Jane and I ran our Keeping up to date workshop for acdemic staff a couple of weeks ago and were exploring vaious tools to fill the gap Google Reader will leave. We surveyed library and CLT staff beforehand to get a picture of tools being used. We tried out several, all of which are offering easy ways to import Google Reader feeds.
The class went well with lots of discussion. None of the attendees had set up feeds so were able to try out those that suited their piurpose and access route (PC/tablet/smartphone). Netvibes for those on PCs and Feedly for tablets were used as starting points. The session was very lively with staff evaluating the tools as they set them. Bringing their own devices enhanced the workshop as it enabled evaluation of the tools and whether fit for purpose and device of choice.
Search alerts and search feeds from resources such as Summon, Business Source Complete, IBSS, Scopus etc. are not possible to set up from all of the services – we found The Old Reader and Netvibes best for these.
I am finding that I am using more than one feed reader currently depending on the content that I am keeping up with – Flipboard and Feedly on my tablet but The Old Reader on PC particularly for database search alerts. I have yet to see if one takes over and becomes the norm. The latest slides and workbook are in the Moodle Digital Literacy programme.
Popular tools were:
Feedly – requires a browser plug in, easy to transfer feeds from Google Reader; app for Android or iPad/iPhone user friendly; web version also good for organising and viewing feeds. It is possible to add content through the app version as well as on the web version.
Netvibes – this was tried by a few including myself. Enables a choice fo display formats for feeds. It is easy to add new feeds and also pre-formatted feeds or widgets e.g. newspapers, news sites. You can have anumber of tabs which work like the folders in Google Reader. There is no app but it views well on an iPad.
The Old Reader – I had read about this one but only tried it on the day of the wrokshop but I actually find this one very comfortable probably because I think that it is the most like Google Reader to manage. There is no app for tablets or mobiles.
Flipboard – I and several others are using this. I have been using it on an iPad. It is very visual and like a magazine. Feeds from Google Reader can be imported as can Twitter and any other blog or news site. Images of websitess or videos mentioned on Twitter etc. are displayed. It is easy to share and tweet any items of interest to others.

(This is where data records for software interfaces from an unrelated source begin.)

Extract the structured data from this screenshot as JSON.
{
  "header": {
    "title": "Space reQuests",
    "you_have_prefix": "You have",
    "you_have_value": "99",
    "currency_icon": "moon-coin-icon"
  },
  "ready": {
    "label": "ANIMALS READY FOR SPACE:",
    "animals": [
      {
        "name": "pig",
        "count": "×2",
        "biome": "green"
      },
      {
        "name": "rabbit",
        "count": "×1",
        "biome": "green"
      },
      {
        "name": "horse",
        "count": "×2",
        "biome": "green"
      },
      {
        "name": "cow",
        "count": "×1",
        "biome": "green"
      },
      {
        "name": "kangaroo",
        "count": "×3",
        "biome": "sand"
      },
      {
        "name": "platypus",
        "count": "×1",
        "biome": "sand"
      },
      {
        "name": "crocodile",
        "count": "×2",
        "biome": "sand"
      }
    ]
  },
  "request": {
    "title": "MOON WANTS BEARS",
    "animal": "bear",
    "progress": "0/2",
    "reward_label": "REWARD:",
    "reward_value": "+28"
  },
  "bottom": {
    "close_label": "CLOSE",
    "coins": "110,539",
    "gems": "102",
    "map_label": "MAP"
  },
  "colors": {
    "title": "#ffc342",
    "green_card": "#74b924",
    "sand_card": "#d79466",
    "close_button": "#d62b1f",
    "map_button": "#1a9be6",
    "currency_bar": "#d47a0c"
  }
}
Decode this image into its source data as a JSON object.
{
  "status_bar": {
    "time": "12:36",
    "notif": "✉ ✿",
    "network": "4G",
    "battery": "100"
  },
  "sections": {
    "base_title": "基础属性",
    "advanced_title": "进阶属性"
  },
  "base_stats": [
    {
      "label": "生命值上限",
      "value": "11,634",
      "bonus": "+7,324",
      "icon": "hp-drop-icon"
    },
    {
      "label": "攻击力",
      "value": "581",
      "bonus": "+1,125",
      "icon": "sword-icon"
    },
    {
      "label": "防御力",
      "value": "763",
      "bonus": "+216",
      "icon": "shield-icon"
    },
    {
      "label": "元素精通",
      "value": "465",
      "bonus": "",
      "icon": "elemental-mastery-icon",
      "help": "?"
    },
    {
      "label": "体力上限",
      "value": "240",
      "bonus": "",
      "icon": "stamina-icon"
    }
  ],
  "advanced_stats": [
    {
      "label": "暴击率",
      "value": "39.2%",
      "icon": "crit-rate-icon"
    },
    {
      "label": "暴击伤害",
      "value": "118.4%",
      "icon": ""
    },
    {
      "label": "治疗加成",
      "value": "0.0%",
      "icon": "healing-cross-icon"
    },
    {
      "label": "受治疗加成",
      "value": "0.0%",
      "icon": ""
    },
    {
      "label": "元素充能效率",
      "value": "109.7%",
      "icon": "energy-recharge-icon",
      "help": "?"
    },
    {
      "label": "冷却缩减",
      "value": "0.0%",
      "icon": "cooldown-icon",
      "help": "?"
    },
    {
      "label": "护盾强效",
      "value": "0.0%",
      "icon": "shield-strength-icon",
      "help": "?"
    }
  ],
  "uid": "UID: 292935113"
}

Zite – looks to have a good looking app. “It looks at your various social media profiles and presents a magazine style layout (like Flipboard) that consists of interesting articles that aren’t necessarily in your twitter/Google reader feeds. It learns quickly.”
Newsblur – I used this for a few weeks on both PC and tablet. It works for feeds of all types including databases search feeds. I prefer the interfaces of The Old Reader, Feedly and Flipboard.
Twitter – some are using Twitter as the main tool for keeping up to date, however others prefer feed readers to enable them to read in their own time rather than having to constantly monitor Twitter to spot items.
Google Alerts – some are using these extensively to see mentions of certain terms – I have one for “information literacy” which brings to attention items not necessariy picked up through other feeds.
If you write blogs using Blogger and WordPress then you can subscribe / follow other blogs using the ‘Blogs I follow’ features.
Tools not tried – Google Currents, Google + communities, YouTube subscriptions, Reddit (video about what it is), Firefox plugins Brief and Bamboo.
Thanks to everyone who sent their comments to us. There is definitely scope for sharing of practice and tips amongst us.